De Svastich’s resumé, last updated in 2016, neatly fits on one page.
What Stays Out?
An impressive resumé doesn’t have to—and shouldn’t—include every credential you have, whether you’re an experienced professional or a student with only school shows under your belt. Prioritize what you’ve done and imagine what a director will really care about.
“Pedigree is important when you’re looking at who has influenced a dancer,” says Carney. That means listing the schools that primarily shaped your dancing, but not the studio where you took tap at age 3. Students and inexperienced professionals should include recognized summer programs, but naming the entire faculty (or whether you received a scholarship) is unnecessary.
Listing roles and repertoire gets tricky. Established dancers can fall into the trap of including too much in an effort to show how experienced they are, but an overly detailed list is unwieldy. “I don’t need to know you did ‘Waltz of the Flowers’ for eight years,” says Carney. “When I see featured roles, the assumption is you did corps work, as well. The important thing is to get a snapshot of where you are right now.” If you’ve only danced corps parts, include them, but edit it to highlight the most important or noteworthy ballets.
“Too much information may distract from aspects of your training or performing,” says Cincinnati Ballet artistic director Victoria Morgan. Photo by Jennifer Denham, Courtesy Cincinnati Ballet.
As her experience grew, de Svastich narrowed down her repertoire to only featured roles and added freelance projects, as well as film, commercials and her college degree. She includes her choreography work at the bottom.
It’s worth making room for “extras” if you feel they define you as a dancer or as a person. Morgan thinks a college degree signals maturity and independence, while Carney likes knowing if a dancer does volunteer or community work. But don’t overpack it: “Too much extra information may even distract from aspects of your training or performing that are important to know,” says Morgan.
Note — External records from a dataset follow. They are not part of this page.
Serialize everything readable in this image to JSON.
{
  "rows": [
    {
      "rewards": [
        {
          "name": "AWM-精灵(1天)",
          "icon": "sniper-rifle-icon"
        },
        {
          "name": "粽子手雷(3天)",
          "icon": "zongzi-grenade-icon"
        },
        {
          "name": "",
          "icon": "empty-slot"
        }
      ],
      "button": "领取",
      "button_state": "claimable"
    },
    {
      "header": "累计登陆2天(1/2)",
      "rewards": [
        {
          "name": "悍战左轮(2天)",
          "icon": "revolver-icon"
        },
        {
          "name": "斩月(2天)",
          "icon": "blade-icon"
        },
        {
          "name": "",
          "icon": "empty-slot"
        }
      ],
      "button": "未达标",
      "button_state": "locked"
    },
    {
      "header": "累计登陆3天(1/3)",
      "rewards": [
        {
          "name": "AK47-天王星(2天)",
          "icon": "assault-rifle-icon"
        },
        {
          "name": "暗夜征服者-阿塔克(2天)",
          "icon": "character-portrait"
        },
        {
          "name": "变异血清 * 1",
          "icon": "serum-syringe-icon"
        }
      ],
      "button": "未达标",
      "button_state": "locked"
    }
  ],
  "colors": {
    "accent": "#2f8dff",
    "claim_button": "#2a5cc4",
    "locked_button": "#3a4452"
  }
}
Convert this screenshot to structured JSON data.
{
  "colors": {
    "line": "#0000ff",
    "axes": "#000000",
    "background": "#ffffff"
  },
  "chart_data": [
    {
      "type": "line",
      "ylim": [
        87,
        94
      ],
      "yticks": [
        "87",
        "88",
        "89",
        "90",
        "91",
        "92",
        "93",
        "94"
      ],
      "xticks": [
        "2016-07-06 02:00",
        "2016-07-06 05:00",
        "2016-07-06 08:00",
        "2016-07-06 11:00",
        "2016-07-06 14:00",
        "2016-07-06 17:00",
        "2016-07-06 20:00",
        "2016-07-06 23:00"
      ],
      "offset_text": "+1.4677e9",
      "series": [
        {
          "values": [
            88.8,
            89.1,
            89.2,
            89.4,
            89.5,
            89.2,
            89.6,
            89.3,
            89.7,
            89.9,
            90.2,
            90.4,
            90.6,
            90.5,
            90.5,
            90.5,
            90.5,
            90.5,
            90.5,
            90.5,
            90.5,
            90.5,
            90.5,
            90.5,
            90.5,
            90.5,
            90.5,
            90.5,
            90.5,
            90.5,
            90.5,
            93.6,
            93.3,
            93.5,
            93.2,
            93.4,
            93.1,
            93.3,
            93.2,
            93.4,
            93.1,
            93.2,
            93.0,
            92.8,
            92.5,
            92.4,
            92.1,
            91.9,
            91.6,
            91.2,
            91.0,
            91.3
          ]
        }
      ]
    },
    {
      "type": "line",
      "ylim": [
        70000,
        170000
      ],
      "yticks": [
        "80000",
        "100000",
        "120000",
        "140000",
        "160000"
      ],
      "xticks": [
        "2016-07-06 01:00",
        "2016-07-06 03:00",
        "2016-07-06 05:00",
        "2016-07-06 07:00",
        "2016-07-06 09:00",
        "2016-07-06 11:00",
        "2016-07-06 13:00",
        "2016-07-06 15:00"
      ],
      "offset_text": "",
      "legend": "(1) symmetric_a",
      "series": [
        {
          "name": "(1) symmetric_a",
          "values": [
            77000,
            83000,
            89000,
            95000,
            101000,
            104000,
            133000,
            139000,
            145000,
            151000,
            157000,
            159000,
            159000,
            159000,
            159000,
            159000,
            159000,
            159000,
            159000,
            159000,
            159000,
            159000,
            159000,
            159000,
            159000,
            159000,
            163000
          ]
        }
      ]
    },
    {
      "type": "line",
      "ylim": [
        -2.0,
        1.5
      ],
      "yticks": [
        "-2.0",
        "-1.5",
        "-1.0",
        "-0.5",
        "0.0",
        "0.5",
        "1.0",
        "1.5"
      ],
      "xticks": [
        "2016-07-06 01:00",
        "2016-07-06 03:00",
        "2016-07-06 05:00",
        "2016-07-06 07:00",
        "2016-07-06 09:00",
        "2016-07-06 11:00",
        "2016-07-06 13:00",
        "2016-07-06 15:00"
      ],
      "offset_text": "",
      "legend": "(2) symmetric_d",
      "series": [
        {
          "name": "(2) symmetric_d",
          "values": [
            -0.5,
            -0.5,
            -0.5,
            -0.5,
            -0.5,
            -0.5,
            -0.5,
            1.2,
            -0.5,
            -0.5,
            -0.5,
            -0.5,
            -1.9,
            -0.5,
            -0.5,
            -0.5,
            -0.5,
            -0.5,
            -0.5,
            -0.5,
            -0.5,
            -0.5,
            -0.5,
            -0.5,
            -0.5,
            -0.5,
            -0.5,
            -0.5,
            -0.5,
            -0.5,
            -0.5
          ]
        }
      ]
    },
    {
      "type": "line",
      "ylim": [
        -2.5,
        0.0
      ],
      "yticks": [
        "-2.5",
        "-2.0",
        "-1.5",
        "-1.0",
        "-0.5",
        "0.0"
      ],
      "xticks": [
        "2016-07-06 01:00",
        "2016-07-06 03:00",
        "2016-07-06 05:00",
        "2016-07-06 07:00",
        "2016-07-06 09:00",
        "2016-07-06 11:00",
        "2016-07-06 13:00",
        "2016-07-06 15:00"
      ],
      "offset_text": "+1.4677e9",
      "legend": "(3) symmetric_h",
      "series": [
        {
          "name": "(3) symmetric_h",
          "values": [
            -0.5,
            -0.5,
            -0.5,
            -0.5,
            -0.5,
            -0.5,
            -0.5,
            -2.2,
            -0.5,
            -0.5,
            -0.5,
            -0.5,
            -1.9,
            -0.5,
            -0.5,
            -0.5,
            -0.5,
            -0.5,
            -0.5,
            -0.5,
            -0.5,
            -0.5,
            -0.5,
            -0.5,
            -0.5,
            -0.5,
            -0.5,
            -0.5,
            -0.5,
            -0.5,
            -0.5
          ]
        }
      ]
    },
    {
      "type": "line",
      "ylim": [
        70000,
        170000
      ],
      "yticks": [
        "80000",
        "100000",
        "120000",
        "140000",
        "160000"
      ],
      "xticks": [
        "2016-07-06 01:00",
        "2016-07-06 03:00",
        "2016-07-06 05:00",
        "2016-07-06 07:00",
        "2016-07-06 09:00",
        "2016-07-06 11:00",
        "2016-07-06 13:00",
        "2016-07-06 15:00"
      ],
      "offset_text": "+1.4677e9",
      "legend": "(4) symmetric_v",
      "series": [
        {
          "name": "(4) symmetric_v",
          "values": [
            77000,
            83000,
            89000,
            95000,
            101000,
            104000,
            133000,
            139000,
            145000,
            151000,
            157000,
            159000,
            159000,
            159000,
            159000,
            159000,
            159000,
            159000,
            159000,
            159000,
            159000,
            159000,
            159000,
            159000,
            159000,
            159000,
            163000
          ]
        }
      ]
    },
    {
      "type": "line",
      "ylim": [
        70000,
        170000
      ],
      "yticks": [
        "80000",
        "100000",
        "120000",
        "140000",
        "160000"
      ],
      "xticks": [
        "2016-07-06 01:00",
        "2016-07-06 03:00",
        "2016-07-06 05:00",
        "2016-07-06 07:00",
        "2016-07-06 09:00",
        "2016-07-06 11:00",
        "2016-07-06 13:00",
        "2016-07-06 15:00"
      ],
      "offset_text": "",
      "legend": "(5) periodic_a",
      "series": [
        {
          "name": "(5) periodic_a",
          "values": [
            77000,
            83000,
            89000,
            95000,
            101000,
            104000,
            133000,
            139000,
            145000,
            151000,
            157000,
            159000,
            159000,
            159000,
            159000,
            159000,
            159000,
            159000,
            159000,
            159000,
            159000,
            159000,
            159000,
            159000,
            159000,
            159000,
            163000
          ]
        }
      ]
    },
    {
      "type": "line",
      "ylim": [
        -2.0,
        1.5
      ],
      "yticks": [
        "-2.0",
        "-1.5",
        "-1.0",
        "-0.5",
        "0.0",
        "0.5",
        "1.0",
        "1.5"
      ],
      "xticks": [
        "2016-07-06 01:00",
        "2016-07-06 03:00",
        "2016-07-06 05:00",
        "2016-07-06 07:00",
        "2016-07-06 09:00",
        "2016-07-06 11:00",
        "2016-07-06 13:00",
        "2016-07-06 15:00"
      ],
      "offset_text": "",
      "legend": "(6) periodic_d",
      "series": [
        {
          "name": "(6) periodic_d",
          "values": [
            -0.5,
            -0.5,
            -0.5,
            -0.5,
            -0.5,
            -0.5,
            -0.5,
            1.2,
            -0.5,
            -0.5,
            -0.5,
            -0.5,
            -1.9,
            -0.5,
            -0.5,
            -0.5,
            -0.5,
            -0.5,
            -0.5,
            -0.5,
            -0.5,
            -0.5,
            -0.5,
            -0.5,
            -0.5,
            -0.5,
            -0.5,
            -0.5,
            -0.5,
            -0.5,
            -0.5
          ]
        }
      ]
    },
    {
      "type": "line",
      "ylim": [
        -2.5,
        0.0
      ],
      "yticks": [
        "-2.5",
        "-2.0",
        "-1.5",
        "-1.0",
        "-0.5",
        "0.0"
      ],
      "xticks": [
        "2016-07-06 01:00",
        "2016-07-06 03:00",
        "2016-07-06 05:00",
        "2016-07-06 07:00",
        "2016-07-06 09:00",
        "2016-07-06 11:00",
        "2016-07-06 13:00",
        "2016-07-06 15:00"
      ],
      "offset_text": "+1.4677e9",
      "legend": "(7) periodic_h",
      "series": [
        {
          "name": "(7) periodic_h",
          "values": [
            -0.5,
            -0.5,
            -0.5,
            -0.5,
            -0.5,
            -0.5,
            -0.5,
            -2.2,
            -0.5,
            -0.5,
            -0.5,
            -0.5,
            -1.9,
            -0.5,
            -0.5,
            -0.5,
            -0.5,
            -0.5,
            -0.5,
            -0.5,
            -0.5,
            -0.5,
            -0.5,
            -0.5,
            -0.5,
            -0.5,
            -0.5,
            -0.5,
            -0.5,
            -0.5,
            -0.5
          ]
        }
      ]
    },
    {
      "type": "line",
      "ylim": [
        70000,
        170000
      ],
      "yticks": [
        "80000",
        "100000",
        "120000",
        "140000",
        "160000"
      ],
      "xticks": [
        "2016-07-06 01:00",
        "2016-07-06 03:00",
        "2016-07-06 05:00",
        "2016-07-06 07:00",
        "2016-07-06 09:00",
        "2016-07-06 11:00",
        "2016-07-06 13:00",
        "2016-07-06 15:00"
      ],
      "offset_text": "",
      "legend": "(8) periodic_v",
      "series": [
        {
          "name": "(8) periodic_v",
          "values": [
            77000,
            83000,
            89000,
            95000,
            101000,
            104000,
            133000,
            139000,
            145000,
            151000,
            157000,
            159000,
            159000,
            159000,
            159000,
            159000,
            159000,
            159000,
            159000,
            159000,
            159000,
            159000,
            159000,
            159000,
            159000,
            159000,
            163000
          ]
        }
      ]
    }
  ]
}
Putting your life’s passion on a single page is hard, but crafting a concise resumé will leave directors with a lasting impression that reflects your achievements and your professionalism.
Bonus Tips: Resumé Do’s and Don’ts
- Proofread (twice!): Typos signal that you’re not conscientious. “It drives me nuts to see well-known choreographers’ or teachers’ names misspelled,” says Kansas City Ballet artistic director Devon Carney. (“Bournonville” and “Kylián” are frequently misspelled.)
- Include continuing education: Pennsylvania Ballet dancer Adrianna de Svastich includes a William Forsythe workshop she attended as a professional to show her effort to continue growing as an artist.
- Consider adding photos: A thumbnail headshot and dance shot in the upper corner of your resumé makes it stand out and helps a director quickly remember you.
- Mention hobbies and things you’re grateful for: “Resumés that are too full of information won’t hold my interest,” says Cincinnati Ballet artistic director Victoria Morgan.
- Leave unexplained chronological gaps or inconsistencies: Directors will wonder what you’re hiding if they see a time period with no training or work, or two schools attended during the same year.
- Be afraid of white space: If your essentials don’t fill an entire page, avoid plumping it up with extraneous tidbits.
- Include personal Instagram or Twitter handles: Unless you have an account or website that is solely professional, leave it off.